Children are very honest about their observations, they are aware of the differences between themselves and others, but they do not attatch negative judgements to these differences at a young age. Unfortunately, as our children get older, these negative judgements are learnt, most of the time from you – their parents, sometimes from a teacher, sometimes from a group of friends.

The key is in how we respond to our children when they notice differences in others. There is nothing wrong when your child asks why that little boy is in a wheelchair, nor when they ask why that person’s skin is a different colour to theirs. As a parent, you need to be embracing these observations as an opportunity to teach your child the value of tolerance.

How, you may ask do we achive this?
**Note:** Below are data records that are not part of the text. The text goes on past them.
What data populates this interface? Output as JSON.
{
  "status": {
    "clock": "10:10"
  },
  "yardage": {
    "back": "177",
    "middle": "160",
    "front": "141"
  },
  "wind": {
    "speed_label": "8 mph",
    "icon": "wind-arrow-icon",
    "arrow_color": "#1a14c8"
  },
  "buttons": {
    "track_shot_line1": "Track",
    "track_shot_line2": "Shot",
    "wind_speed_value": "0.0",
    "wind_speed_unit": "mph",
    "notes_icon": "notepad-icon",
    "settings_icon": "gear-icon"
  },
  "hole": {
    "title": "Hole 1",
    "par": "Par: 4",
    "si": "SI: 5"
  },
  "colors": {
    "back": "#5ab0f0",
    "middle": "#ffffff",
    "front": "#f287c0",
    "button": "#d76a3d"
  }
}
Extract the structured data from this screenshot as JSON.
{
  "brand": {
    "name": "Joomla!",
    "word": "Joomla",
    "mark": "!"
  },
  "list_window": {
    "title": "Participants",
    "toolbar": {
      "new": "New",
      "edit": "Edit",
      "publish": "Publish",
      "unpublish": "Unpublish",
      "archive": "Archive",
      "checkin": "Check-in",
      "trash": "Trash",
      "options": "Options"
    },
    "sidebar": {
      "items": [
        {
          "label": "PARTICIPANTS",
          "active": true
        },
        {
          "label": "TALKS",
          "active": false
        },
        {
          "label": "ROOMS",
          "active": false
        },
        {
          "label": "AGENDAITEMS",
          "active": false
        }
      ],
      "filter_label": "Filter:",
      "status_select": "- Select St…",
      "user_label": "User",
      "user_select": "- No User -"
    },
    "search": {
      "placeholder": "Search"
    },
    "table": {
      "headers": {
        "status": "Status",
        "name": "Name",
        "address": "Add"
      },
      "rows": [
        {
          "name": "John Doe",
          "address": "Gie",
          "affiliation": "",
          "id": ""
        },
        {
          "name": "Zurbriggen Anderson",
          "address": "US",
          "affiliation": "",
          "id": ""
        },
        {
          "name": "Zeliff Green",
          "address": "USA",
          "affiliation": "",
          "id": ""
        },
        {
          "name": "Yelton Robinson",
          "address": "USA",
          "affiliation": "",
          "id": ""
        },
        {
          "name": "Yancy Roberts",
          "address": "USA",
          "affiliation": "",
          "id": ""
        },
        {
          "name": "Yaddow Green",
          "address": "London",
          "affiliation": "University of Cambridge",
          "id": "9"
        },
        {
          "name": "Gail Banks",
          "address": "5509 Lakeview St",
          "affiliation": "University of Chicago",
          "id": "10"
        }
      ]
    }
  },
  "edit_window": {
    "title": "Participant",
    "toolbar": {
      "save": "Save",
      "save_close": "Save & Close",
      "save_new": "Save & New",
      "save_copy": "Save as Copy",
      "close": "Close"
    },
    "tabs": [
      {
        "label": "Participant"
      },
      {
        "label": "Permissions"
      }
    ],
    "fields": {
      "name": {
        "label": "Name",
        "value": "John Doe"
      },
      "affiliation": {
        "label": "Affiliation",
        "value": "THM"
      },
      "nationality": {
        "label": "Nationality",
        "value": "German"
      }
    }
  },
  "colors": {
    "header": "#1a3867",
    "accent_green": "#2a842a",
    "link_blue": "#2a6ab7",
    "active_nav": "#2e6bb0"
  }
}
  • Teach your children that everybody deserves to be loved: This is an example you need to set. Children will follow your example. Be helpful and kind towards others despite their differences.

 

  •  Educate your children about different countries and cultures: Books are an amazing medium for this. Take out books from your local library and show your children pictures of the different ways people dress, celebrate their traditions and live. Show your children different countries on a globe or in a map. Explore different foods from countries. Teach your children to appreciate these differences.

 

  • Teach your children the value of giving: When your child outgrows toys and clothes, think about donating these items to a charity for underpriveledged or orphaned children. Explain to your child that some children do not have clothes and toys and that is why you want to give some of their belongings to these children.

 

  • Create opportunities for your children to experience diversity: Expose your children to situations where they will be able to socialise with lots of children who may be different to them. This can be in the form of an extra-mural, workshops for kids,outings as well as play-dates. Games, movies and books that value differences is another good way to teach children tolerance.

 

  • Talk about differences with kindness and respect: Talk about the people in your family and ways in which they are all different (hair colour, eye colour, personal likes and dislikes). Explain that it is good that everyone is different and that every person is unique in their own way.

 

A good way for young children to understand the concept of differences is to use jelly beans! Explain that the jellybeans are all, well, jelly beans, but they have different colours and shapes. Just like people – we are all human beings, but just like the jelly beans, we are different to each other.